RESEARCHERS FUNDED by the National Institutes of Health (NIH) have completed a detailed genomic analysis, known as the Pan-Cancer Atlas, on a data set of molecular and clinical information from over 10,000 tumors representing 33 types of cancer.
The Pan-Cancer Atlas, published as a collection of 27 papers across a suite of Cell journals, sums up the work accomplished by The Cancer Genome Atlas (TCGA). The program, with over $300 million in total funding, involved upward of 150 researchers at more than 2 dozen institutions across North America.
More on the Pan-Cancer Atlas Findings
THE PROJECT focused not only on cancer genome sequencing, but also on different types of data analyses, such as investigating gene- and protein-expression profiles and associating them with clinical and imaging data.
The Pan-Cancer Atlas is divided into three main categories, each anchored by a summary paper that recaps the core findings for the topic. The main topics include cell of origin, oncogenic processes, and oncogenic pathways. Multiple companion papers report in-depth explorations of individual topics within these categories.

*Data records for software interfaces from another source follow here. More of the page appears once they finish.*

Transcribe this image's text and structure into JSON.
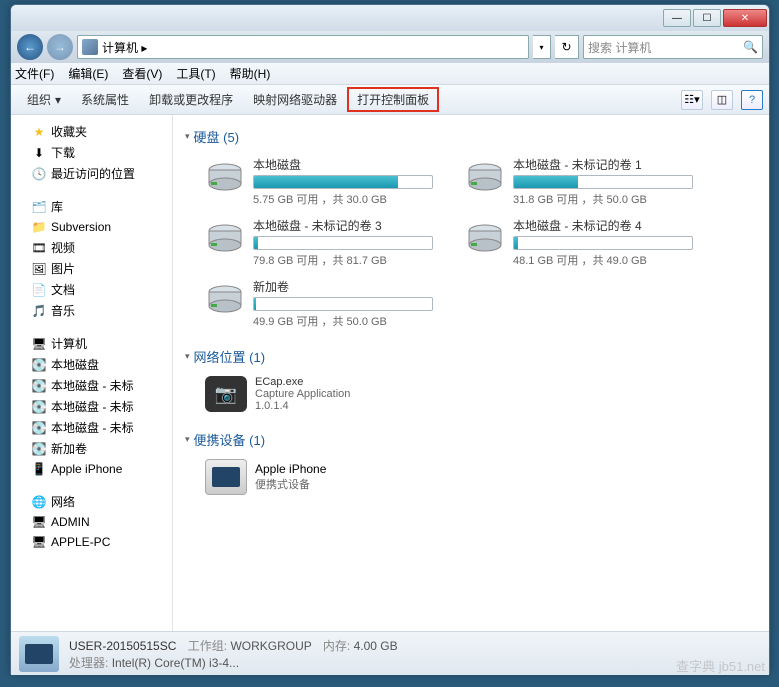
{
  "titlebar": {
    "min": "—",
    "max": "☐",
    "close": "✕"
  },
  "addressbar": {
    "back": "←",
    "fwd": "→",
    "path": "计算机 ▸",
    "dropdown": "▾",
    "refresh": "↻"
  },
  "search": {
    "placeholder": "搜索 计算机",
    "icon": "🔍"
  },
  "menubar": {
    "file": "文件(F)",
    "edit": "编辑(E)",
    "view": "查看(V)",
    "tools": "工具(T)",
    "help": "帮助(H)"
  },
  "toolbar": {
    "organize": "组织",
    "org_arrow": "▾",
    "props": "系统属性",
    "uninstall": "卸载或更改程序",
    "mapdrive": "映射网络驱动器",
    "controlpanel": "打开控制面板",
    "help": "?"
  },
  "sidebar": {
    "favorites": {
      "label": "收藏夹",
      "items": [
        {
          "icon": "⬇",
          "label": "下载"
        },
        {
          "icon": "🕓",
          "label": "最近访问的位置"
        }
      ]
    },
    "libraries": {
      "label": "库",
      "items": [
        {
          "icon": "📁",
          "label": "Subversion"
        },
        {
          "icon": "🎞",
          "label": "视频"
        },
        {
          "icon": "🖼",
          "label": "图片"
        },
        {
          "icon": "📄",
          "label": "文档"
        },
        {
          "icon": "🎵",
          "label": "音乐"
        }
      ]
    },
    "computer": {
      "label": "计算机",
      "items": [
        {
          "icon": "💽",
          "label": "本地磁盘"
        },
        {
          "icon": "💽",
          "label": "本地磁盘 - 未标"
        },
        {
          "icon": "💽",
          "label": "本地磁盘 - 未标"
        },
        {
          "icon": "💽",
          "label": "本地磁盘 - 未标"
        },
        {
          "icon": "💽",
          "label": "新加卷"
        },
        {
          "icon": "📱",
          "label": "Apple iPhone"
        }
      ]
    },
    "network": {
      "label": "网络",
      "items": [
        {
          "icon": "🖥",
          "label": "ADMIN"
        },
        {
          "icon": "🖥",
          "label": "APPLE-PC"
        }
      ]
    }
  },
  "sections": {
    "drives": {
      "label": "硬盘 (5)",
      "items": [
        {
          "name": "本地磁盘",
          "stat": "5.75 GB 可用 ，共 30.0 GB",
          "fill": 81
        },
        {
          "name": "本地磁盘 - 未标记的卷 1",
          "stat": "31.8 GB 可用 ，共 50.0 GB",
          "fill": 36
        },
        {
          "name": "本地磁盘 - 未标记的卷 3",
          "stat": "79.8 GB 可用 ，共 81.7 GB",
          "fill": 2
        },
        {
          "name": "本地磁盘 - 未标记的卷 4",
          "stat": "48.1 GB 可用 ，共 49.0 GB",
          "fill": 2
        },
        {
          "name": "新加卷",
          "stat": "49.9 GB 可用 ，共 50.0 GB",
          "fill": 1
        }
      ]
    },
    "network": {
      "label": "网络位置 (1)",
      "item": {
        "name": "ECap.exe",
        "line2": "Capture Application",
        "line3": "1.0.1.4"
      }
    },
    "portable": {
      "label": "便携设备 (1)",
      "item": {
        "name": "Apple iPhone",
        "line2": "便携式设备"
      }
    }
  },
  "statusbar": {
    "name": "USER-20150515SC",
    "wg_lbl": "工作组:",
    "wg": "WORKGROUP",
    "mem_lbl": "内存:",
    "mem": "4.00 GB",
    "cpu_lbl": "处理器:",
    "cpu": "Intel(R) Core(TM) i3-4..."
  },
  "watermark": "查字典 jb51.net"
}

In the first summary paper, the authors summarize the findings from a set of analyses that used a technique called molecular clustering, which groups tumors by parameters such as genes being expressed, abnormality of chromosome numbers in tumor cells, and DNA modifications. The paper’s findings suggest that tumor types cluster by their possible cells of origin, a result that adds to our understanding of how tumor tissue of origin influences a cancer’s features and could lead to more specific treatments for various cancer types.
The second summary paper presents a broad view of the TCGA findings on the processes that lead to cancer development and progression. Specifically, the authors note that the findings identified three critical oncogenic processes: mutations, both germline and somatic; the influence of the tumor’s underlying genome and epigenome on gene and protein expression; and the interplay of tumor and immune cells. These findings will help prioritize the development of new treatments and immunotherapies for a wide range of cancers.
The final summary paper details TCGA investigations on the genomic alterations in the signaling pathways that control cell-cycle progression, cell death, and cell growth, revealing the similarities and differences in these processes across a range of cancers. Their findings reveal new patterns of cancer’s potential vulnerabilities, which will aid in the development of combination therapies and personalized medicine.
The 27 papers of the Pan-Cancer Atlas are available through a portal on cell.com.1 Additionally, as the decade-long TCGA effort wraps up, there will be a 3-day symposium in Washington, DC, September 27–29, 2018, which will discuss the future of large-scale cancer studies, with a session focusing on the Pan-Cancer Atlas. The meeting will feature the latest advances on the genomic architecture of cancer and showcase recent progress toward therapeutic targeting. ■
1. Welcome to the Pan-Cancer Atlas. Available at http://www.cell.com/pb-assets/ consortium/PanCancerAtlas/PanCani3/ index.html. Accessed April 11, 2018.